→ REQUIRED WORK
Reproduce the records that follow in full, excluding any picture they contain.
────────
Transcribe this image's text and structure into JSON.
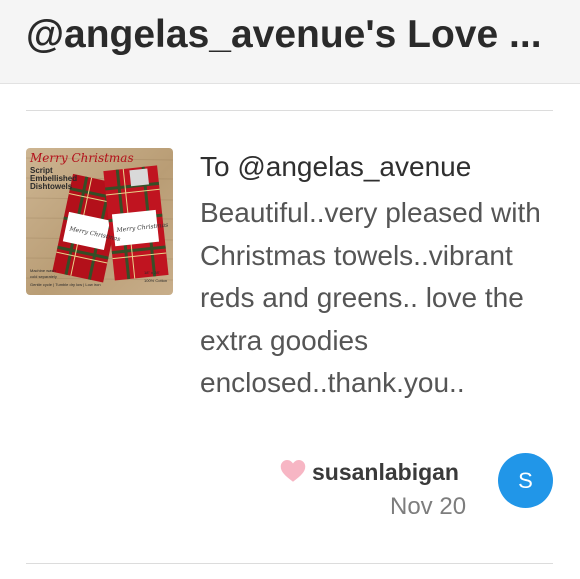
{
  "header": {
    "title": "@angelas_avenue's Love ..."
  },
  "review": {
    "addressee": "To @angelas_avenue",
    "message": "Beautiful..very pleased with Christmas towels..vibrant reds and greens.. love the extra goodies enclosed..thank.you..",
    "username": "susanlabigan",
    "date": "Nov 20",
    "avatar_letter": "S",
    "heart_icon": "heart-icon",
    "product_image": {
      "script_title": "Merry Christmas",
      "line1": "Script",
      "line2": "Embellished",
      "line3": "Dishtowels",
      "towel_text": "Merry Christmas",
      "care_line1": "Machine wash",
      "care_line2": "cold separately",
      "care_line3": "Gentle cycle | Tumble dry low | Low iron",
      "size_line1": "18\" x 28\"",
      "size_line2": "100% Cotton"
    }
  },
  "colors": {
    "accent_blue": "#2196e8",
    "heart_pink": "#f7b6c4",
    "header_bg": "#f5f5f5"
  }
}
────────
→ SOLUTION
Transcribe this image's text and structure into JSON.
{
  "header": {
    "title": "@angelas_avenue's Love ..."
  },
  "review": {
    "addressee": "To @angelas_avenue",
    "message": "Beautiful..very pleased with Christmas towels..vibrant reds and greens.. love the extra goodies enclosed..thank.you..",
    "username": "susanlabigan",
    "date": "Nov 20",
    "avatar_letter": "S",
    "heart_icon": "heart-icon",
    "product_image": {
      "script_title": "Merry Christmas",
      "line1": "Script",
      "line2": "Embellished",
      "line3": "Dishtowels",
      "towel_text": "Merry Christmas",
      "care_line1": "Machine wash",
      "care_line2": "cold separately",
      "care_line3": "Gentle cycle | Tumble dry low | Low iron",
      "size_line1": "18\" x 28\"",
      "size_line2": "100% Cotton"
    }
  },
  "colors": {
    "accent_blue": "#2196e8",
    "heart_pink": "#f7b6c4",
    "header_bg": "#f5f5f5"
  }
}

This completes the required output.